Hey gang, we're still here.
So, lately, I have been working my way through the tremendously fascinating catalog of Wilco, with immeasurable thanks given to fellow contributor Andrew. There have been numerous back and forth discussions (if only you could read those threads) on the vagaries of their oeuvre and in the middle of one of these, I mentioned how I picked up a hint of a Big Star sound. This was agreed and then Andrew mentioned that one of Jeff Tweedy's big influences is/was Big Star leader Alex Chilton.
This got me intrigued about going back over my Chilton collection and reminded me of how much I absolutely love "The Letter" by Chilton's first band, The Box Tops. Give a listen.
Now, granted, it's not the most well constructed song ("Good Vibrations" arguably takes that distinction), nor is it the deepest in terms of content. It's the utter meaninglessness that makes it an outstanding piece of late '60's pop brilliance.
Written by Wayne Carson Thompson, who also gave us "Always On My Mind", and recorded by The Box Tops in 1967, the song hit #1 in America and gave the world its first taste of a then 17 year old Alex Chilton. Listening to his voice, you would have no idea that he's a junior in high school. Chilton takes words that are, essentially, a goofy concept (going-home-to-my-baby is nothing new, even in 1967 when rock was still in grade school) and gives them an emotional heft that conveys the feeling of urgency that young love can twist the insides of a young man.
Besides Chilton's vocal interpretation, another aspect of the song that is fascinating and, at the same time, frustrating is the violin section that comes in toward the end of the song. The tone of the violins give you the sense that you're only in the middle of the tune, when in reality you're at the fade out and it's over before you know it and it's the truncation that makes the entire song. Had this song gone on for one more verse/chorus, it would have been just a mediocre tune. By cutting it off at just under 2 minutes, producer Dan Penn unknowingly assured that it would be a pop "standard" that would be covered by a host of artists well into the new millennium. Among those that have given their version are slouches like Joe Cocker, The Beach Boys, Al Green and Peter Tosh and all-timers like Shaun Cassidy, John Davidson and Lee DeWyze.

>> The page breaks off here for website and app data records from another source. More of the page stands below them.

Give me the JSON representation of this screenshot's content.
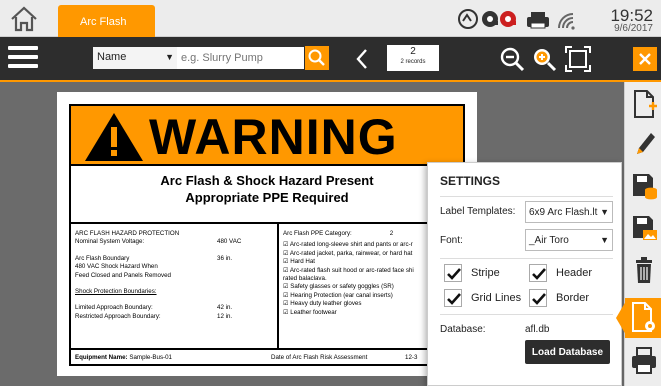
{
  "tabs": [
    {
      "label": "Arc Flash",
      "active": true
    }
  ],
  "clock": {
    "time": "19:52",
    "date": "9/6/2017"
  },
  "toolbar": {
    "search_field": "Name",
    "search_placeholder": "e.g. Slurry Pump",
    "record_number": "2",
    "record_count_label": "2 records"
  },
  "label": {
    "warning": "WARNING",
    "headline_1": "Arc Flash & Shock Hazard Present",
    "headline_2": "Appropriate PPE Required",
    "left": {
      "section_title": "ARC FLASH HAZARD PROTECTION",
      "voltage_label": "Nominal System Voltage:",
      "voltage_value": "480 VAC",
      "boundary_label": "Arc Flash Boundary",
      "boundary_value": "36 in.",
      "shock_hazard_1": "480 VAC Shock Hazard When",
      "shock_hazard_2": "Feed Closed and Panels Removed",
      "shock_title": "Shock Protection Boundaries:",
      "limited_label": "Limited Approach Boundary:",
      "limited_value": "42 in.",
      "restricted_label": "Restricted Approach Boundary:",
      "restricted_value": "12 in."
    },
    "right": {
      "ppe_label": "Arc Flash PPE Category:",
      "ppe_value": "2",
      "items": [
        "☑ Arc-rated long-sleeve shirt and pants or arc-r",
        "☑ Arc-rated jacket, parka, rainwear, or hard hat",
        "☑ Hard Hat",
        "☑ Arc-rated flash suit hood or arc-rated face shi",
        "rated balaclava.",
        "☑ Safety glasses or safety goggles (SR)",
        "☑ Hearing Protection (ear canal inserts)",
        "☑ Heavy duty leather gloves",
        "☑ Leather footwear"
      ]
    },
    "footer": {
      "equipment_label": "Equipment Name:",
      "equipment_value": "Sample-Bus-01",
      "date_label": "Date of Arc Flash Risk Assessment",
      "date_value": "12-3"
    }
  },
  "settings": {
    "title": "SETTINGS",
    "template_label": "Label Templates:",
    "template_value": "6x9 Arc Flash.lt",
    "font_label": "Font:",
    "font_value": "_Air Toro",
    "checkboxes": [
      {
        "label": "Stripe",
        "checked": true
      },
      {
        "label": "Header",
        "checked": true
      },
      {
        "label": "Grid Lines",
        "checked": true
      },
      {
        "label": "Border",
        "checked": true
      }
    ],
    "database_label": "Database:",
    "database_value": "afl.db",
    "load_button": "Load Database"
  },
  "colors": {
    "accent": "#ff9800",
    "toolbar": "#2d2d2d"
  }
}
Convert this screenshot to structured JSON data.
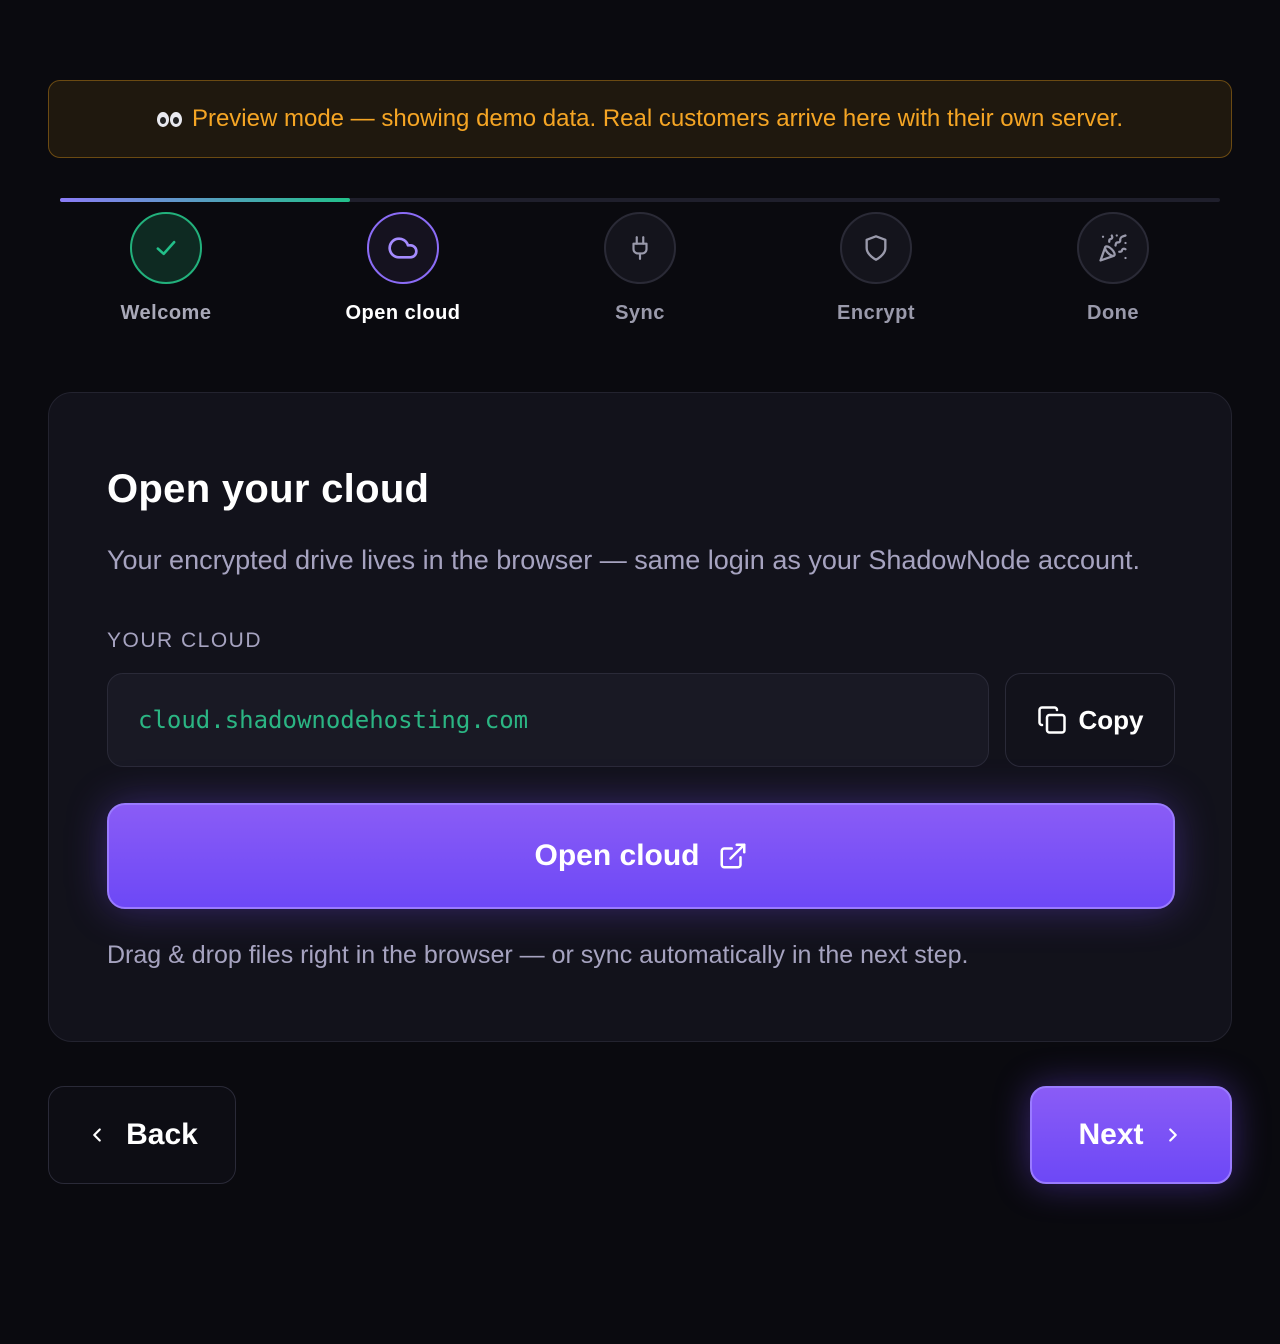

Like I hinted at in the headline of this piece, this is a highly subjective pick. That's the beauty of music kids!